Sales under the brand BharatBenz grew to 20,500 units during January-November 2018 period as against 15,200 sold in same period in 2017
Daimler India Commercial Vehicles (DICV), the local subsidiary of the German trucking giant, posted sales growth of 35 percent last year even as it prepares to up its ante against local heavyweights Tata Motors and Ashok Leyland.
Sales under the brand BharatBenz, which was created specifically for India, stood at 20,500 units during January-November as against 15,200 units in the same period last year. DICV sells trucks only in the medium and heavy commercial vehicle (MHCV) segment.
The company’s market share marginally improved to 5.86 percent during the reporting period as compared to 5.8 percent. The industry grew 33 percent without DICV to 3.29 lakh units during January-November. DICV’s 35 percent growth last year is higher than the 28 percent clocked in 2017.
DICV does not share its sales or production numbers with the auto industry’s apex lobby body Society of Indian Automobile Manufacturers (SIAM). DICV makes tippers, tractor trailers, haulage trucks and intra-city buses.
“In India, sales were boosted by a significant recovery in demand for medium and heavy-duty trucks. DICV sold approximately 20,500 trucks in the first eleven months, a significant increase of 35 percent compared with the same period of last year of 15,200," Daimler said in its international statement.
In comparison, Tata Motors' sales grew 35.57 percent to 1.7 lakh units, and that of Ashok Leyland went up 28.5 percent to 1.06 lakh units in January-November.
Daimler Trucks also reached the milestone in September 2018 with the production of its 100,000th vehicle at the Chennai plant. In addition to BharatBenz trucks for the local market, the plant in Chennai also manufactures models for export to more than 40 markets worldwide.
Established in 2009, DICV makes trucks and buses having tonnage range of 9-49 tonnes under the BharatBenz and Mercedes-Benz brands. Its Chennai-based factory spread over 400 acres, has seen an investment of more than Rs 5,000 crore.
The consistent rise in market share and volumes of DICV comes on the back of the exit of MAN last year, a Volkswagen group company, from India after years of fruitless operation. MAN’s sister company Scania followed suit when it said it is exiting the bus body building operation in India.
“No other western manufacturer than Daimler has successfully become established in India so far," added Daimler in the statement.

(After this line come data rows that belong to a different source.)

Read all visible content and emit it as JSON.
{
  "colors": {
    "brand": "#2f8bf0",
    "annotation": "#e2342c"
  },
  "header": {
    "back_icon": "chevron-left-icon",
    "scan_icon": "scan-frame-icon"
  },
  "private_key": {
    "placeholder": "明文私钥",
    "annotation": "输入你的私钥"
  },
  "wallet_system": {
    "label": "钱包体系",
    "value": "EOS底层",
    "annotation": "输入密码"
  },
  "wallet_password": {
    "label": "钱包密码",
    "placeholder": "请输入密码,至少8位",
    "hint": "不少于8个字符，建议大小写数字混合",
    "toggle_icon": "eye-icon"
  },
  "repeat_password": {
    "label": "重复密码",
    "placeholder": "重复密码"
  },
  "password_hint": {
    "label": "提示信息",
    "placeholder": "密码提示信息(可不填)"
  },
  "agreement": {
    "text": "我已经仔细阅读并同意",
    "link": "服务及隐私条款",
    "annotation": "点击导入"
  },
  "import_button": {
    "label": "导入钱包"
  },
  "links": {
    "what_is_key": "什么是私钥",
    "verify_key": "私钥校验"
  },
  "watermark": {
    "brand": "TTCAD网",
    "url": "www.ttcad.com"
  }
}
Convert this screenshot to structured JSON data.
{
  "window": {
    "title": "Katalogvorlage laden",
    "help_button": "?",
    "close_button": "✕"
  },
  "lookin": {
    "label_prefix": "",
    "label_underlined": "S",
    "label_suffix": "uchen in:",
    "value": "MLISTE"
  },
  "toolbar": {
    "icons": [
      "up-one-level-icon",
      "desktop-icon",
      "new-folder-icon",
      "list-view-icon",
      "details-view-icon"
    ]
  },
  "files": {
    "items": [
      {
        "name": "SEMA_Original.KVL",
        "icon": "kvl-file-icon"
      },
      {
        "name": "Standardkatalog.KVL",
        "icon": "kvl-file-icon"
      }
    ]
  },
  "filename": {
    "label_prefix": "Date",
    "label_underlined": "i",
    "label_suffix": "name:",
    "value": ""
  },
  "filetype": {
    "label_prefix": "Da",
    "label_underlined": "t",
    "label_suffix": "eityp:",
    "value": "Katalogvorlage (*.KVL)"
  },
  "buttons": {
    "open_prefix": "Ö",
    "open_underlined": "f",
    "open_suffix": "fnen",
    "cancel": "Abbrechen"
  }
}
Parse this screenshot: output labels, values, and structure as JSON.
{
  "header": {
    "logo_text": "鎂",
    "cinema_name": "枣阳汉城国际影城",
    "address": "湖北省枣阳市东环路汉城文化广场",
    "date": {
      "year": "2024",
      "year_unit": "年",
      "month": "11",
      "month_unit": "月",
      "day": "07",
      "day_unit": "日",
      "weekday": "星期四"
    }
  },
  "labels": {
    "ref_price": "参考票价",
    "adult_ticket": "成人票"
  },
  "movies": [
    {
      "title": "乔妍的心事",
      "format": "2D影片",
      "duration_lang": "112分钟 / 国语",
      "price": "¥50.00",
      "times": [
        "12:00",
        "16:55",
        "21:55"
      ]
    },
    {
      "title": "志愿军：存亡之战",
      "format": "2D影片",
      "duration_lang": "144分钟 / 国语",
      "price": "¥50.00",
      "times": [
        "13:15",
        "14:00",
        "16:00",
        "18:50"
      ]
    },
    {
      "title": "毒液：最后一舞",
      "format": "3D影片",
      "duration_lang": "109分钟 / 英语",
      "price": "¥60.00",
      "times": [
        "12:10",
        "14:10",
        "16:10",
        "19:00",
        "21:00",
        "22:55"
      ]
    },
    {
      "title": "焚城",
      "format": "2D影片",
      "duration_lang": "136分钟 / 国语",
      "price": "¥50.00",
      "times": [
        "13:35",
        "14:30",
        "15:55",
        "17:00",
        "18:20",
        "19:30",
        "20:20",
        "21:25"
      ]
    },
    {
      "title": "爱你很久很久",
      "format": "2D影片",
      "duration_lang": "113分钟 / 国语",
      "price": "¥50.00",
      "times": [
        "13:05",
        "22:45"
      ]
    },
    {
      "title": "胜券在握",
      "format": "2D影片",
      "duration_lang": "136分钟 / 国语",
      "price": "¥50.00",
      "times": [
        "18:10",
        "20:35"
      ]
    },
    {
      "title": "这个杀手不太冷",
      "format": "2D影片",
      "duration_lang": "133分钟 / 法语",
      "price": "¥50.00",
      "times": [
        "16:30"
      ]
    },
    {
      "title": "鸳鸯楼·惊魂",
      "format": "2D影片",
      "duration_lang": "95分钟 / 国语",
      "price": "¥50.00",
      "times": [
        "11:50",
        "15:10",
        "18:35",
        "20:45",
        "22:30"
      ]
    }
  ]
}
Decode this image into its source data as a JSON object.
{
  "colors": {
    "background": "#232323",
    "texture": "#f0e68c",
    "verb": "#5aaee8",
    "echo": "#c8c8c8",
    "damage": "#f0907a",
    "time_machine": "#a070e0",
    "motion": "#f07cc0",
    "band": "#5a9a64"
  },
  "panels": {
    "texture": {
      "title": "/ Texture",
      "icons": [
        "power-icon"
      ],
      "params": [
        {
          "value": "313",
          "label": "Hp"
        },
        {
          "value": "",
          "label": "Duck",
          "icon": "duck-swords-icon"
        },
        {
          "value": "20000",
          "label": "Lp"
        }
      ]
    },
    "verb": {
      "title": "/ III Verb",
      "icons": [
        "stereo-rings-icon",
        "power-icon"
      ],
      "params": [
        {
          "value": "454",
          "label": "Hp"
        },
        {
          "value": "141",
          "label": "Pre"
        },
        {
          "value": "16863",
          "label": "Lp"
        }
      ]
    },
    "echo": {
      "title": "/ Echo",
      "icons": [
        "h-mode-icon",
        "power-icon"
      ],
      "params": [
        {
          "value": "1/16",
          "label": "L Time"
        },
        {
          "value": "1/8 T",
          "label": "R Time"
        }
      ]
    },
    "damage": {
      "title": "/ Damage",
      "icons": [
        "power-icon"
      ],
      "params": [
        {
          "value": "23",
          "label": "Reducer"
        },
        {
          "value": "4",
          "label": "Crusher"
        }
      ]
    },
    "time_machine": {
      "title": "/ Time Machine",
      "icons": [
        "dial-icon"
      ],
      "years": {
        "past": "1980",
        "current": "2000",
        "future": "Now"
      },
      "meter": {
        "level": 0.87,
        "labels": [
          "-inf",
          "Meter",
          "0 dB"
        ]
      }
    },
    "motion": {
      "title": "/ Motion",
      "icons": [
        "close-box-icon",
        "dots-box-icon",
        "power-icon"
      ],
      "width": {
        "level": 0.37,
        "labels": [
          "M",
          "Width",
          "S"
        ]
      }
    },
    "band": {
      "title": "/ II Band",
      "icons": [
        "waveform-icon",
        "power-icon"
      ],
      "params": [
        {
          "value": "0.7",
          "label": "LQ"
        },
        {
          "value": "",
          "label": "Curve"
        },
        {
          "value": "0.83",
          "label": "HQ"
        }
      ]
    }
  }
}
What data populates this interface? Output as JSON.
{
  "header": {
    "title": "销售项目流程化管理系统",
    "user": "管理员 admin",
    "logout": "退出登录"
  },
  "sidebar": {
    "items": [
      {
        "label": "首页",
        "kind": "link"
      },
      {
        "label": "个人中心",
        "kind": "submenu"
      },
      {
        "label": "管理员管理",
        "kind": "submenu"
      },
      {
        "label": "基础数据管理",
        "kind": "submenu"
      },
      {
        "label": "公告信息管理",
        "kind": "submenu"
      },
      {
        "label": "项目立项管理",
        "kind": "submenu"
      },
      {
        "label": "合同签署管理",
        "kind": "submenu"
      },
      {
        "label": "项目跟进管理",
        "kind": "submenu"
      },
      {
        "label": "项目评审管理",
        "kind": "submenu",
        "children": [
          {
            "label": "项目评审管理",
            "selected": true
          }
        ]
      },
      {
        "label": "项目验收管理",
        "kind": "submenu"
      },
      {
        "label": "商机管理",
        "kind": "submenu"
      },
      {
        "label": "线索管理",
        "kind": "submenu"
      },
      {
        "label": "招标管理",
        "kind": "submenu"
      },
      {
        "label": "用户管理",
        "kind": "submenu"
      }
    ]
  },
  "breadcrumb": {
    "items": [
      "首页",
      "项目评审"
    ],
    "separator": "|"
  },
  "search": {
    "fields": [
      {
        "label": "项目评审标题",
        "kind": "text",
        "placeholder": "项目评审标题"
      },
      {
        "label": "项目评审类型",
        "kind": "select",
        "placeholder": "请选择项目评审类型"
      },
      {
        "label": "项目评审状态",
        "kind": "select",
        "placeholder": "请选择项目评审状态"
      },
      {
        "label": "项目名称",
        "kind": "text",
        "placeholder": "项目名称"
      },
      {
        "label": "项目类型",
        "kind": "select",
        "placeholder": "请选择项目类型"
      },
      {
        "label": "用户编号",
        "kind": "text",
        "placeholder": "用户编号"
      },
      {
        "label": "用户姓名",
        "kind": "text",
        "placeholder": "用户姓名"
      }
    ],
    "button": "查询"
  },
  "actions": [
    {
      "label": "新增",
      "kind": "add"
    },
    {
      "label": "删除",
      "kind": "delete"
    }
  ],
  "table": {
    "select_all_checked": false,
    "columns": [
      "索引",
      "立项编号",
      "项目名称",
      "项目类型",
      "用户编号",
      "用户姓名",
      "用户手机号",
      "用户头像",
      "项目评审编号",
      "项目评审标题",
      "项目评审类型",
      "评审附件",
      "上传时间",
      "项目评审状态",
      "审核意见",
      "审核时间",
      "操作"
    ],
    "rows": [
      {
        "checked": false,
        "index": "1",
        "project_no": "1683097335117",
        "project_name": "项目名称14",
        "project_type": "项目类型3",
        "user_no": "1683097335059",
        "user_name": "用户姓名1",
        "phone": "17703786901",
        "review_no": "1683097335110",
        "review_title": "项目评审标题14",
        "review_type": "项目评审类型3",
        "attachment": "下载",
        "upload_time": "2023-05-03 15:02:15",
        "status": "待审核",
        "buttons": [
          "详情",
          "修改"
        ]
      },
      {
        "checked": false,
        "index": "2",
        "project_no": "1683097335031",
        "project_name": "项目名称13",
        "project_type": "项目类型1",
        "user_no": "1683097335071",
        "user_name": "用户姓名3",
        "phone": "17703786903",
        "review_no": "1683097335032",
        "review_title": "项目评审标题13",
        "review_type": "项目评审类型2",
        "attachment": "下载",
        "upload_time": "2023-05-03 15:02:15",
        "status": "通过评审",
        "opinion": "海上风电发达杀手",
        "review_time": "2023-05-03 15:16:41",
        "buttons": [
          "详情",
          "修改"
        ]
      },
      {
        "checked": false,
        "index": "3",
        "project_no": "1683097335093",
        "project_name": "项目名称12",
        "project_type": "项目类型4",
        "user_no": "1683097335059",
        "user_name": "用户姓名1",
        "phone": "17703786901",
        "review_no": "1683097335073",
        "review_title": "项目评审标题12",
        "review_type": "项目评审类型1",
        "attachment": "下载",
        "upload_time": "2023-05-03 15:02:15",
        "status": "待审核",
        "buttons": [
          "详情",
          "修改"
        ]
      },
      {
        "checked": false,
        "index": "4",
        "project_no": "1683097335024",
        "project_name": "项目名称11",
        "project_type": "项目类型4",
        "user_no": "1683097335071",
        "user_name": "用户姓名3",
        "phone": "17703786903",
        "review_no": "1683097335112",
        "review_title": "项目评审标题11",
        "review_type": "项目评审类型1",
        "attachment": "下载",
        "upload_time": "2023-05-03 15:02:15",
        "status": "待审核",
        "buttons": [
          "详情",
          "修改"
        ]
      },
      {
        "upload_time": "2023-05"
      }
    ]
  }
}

The upcoming Bharat Stage VI emission norm is putting a strain on the finances of all truck and bus manufacturers. BS-VI, which will be in force from April 1, 2020, will likely result in a 10-12 percent jump in prices of CVs translating to a rise of more than Rs 3 lakh.DICV’s entire product comes from a range that used to have BS-VI in the past. The company said it will upgrade all the components and localise them as much as possible to keep costs down.